Psychology contact within Area 3 CMHT

I met with Mr Nyambayar for two assessment sessions on 3 September and 3 October 2008. We discussed his belief that he had a poor memory and where this idea came from; we also discussed his mood difficulties, including poor motivation and suicidality. At that time, he was enrolled on an English course at a local college, had a part-time job as a kitchen assistant, and reported that he was drinking 4-5 bottles of beer 2-3 nights per week. He also reported that he had pushed his girlfriend and had also hit a friend whilst under the influence of alcohol. He planned to stop drinking.


We have subsequently met for four treatment sessions (13.11.08, 27.11.08, 11.12.08 & 15.01.09). We developed a formulation highlighting the role of behaviour in the maintenance of his low mood and carried out a behavioural activation intervention.
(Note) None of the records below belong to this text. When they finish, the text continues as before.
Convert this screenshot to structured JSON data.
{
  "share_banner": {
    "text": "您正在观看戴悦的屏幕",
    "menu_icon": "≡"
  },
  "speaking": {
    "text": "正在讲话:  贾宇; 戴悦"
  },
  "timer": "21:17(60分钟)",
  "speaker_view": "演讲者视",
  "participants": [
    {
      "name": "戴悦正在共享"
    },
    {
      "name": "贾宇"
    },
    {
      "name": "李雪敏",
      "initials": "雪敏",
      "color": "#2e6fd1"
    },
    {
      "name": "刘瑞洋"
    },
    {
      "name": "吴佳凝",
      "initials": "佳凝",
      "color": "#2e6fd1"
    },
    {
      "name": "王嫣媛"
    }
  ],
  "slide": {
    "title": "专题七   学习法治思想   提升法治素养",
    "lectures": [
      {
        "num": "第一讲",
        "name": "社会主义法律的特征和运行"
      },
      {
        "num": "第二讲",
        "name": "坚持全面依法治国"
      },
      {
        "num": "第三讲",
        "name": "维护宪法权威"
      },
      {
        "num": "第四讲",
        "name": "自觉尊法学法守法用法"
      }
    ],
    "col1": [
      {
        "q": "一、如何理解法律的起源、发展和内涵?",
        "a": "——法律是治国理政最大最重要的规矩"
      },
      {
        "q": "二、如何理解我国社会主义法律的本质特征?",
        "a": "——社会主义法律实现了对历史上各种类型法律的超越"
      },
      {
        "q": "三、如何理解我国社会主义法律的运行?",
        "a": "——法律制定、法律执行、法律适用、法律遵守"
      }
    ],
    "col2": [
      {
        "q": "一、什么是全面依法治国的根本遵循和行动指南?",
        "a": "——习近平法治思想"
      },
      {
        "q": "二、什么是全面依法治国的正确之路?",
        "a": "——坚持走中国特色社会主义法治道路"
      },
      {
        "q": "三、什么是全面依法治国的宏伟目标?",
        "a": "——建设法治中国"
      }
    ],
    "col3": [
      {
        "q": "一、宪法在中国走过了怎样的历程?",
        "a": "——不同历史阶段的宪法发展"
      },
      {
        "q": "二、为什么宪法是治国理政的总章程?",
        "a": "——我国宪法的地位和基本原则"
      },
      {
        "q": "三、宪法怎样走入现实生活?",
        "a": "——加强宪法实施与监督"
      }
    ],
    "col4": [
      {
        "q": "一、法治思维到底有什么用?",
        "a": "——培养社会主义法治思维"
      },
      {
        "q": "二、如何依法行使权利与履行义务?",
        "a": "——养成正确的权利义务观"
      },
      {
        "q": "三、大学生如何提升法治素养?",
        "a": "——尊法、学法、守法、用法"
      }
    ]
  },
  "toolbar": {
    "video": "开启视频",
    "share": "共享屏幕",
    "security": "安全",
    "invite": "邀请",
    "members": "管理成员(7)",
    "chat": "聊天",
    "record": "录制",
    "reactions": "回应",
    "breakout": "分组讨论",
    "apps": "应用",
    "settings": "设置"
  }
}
This has involved Mr Nyanbayar completing weekly activity schedules, noting the link between activity and mood, identifying avoidance patterns and implementing alternative coping responses, and scheduling in more activities that have a positive effect on his mood. He was able to observe that rumination, drinking and comparing himself to others had a negative effect on his mood, whereas seeing friends and going to the cinema had a positive effect. He has tried to do fewer of the former activities and to do more of the latter.


We have also discussed his memory in terms of two alternative possibilities, one being that there is an organic memory problem, and the other being that there is no organic problem but that his worry about there being a problem is causing him to selectively attend to anything he forgets and may in fact be interfering with his memory. We have discussed findings from his brain scans and a recent cognitive assessment in relation to these alternatives, and Mr Nyambayar’s conviction in his belief of there being an organic problem has decreased.    


Occupational Therapy contact with Area 3 CMHT

I referred Mr Nyambayar for a vocational assessment within the team on 6 November 2008, as at that time he was looking for work that would give him more enjoyment. However, he did not respond to the Occupational Therapist’s phone calls and was closed.


Other contact with services

Mr Nyambayar has also been seen by Dr Muraro and Dr Perry, who are neurologists at the Charing Cross Hospital. Dr Perry runs a specialist memory clinic. I understand that the results of an MRI brain scan carried out in October 2008 were normal. He has also been seen for a neuropsychological assessment by Dr Stephen Gunning (clinical psychologist), whose report states that Mr Nyambayar’s memory performance suggests no impairments.



As reported earlier Mr Nyambayar decided recently to return to Mongolia and was returning there on 18 January. He has had a number of memory investigations carried out whilst he has been in the UK, which are consistent in finding no memory impairment.


In terms of the behavioural activation treatment for depression that I have carried out, Mr Nyambayar has engaged well with the treatment and has completed homework tasks that he has been asked to. His scores on the PHQ-9 have decreased from 16 (moderate-severe range) at the start of our sessions to 2 (normal range) at our last session and his scores on the GAD-7 have reduced from 14 (moderate range) to 0 at our last session.


We are now closing his case at Area 3 CMHT. Please feel free to contact us should you have any questions. 


Yours sincerely,




Dr Dominic Glover

Chartered Clinical Psychologist


Cc:    Dr Hina Rauf, ST1, Area 3 CMHT

          Mr Jadamba Nyambayar (to be emailed to 


NOTICE: The information provided on this site is not a substitute for professional medical advice, diagnosis, or treatment. Never delay or disregard seeking professional medical advice from your physician or other qualified health provider because of something you have read on Wellsphere. If you have a medical emergency, call your doctor or 911 immediately.
Post an answer
Write a comment: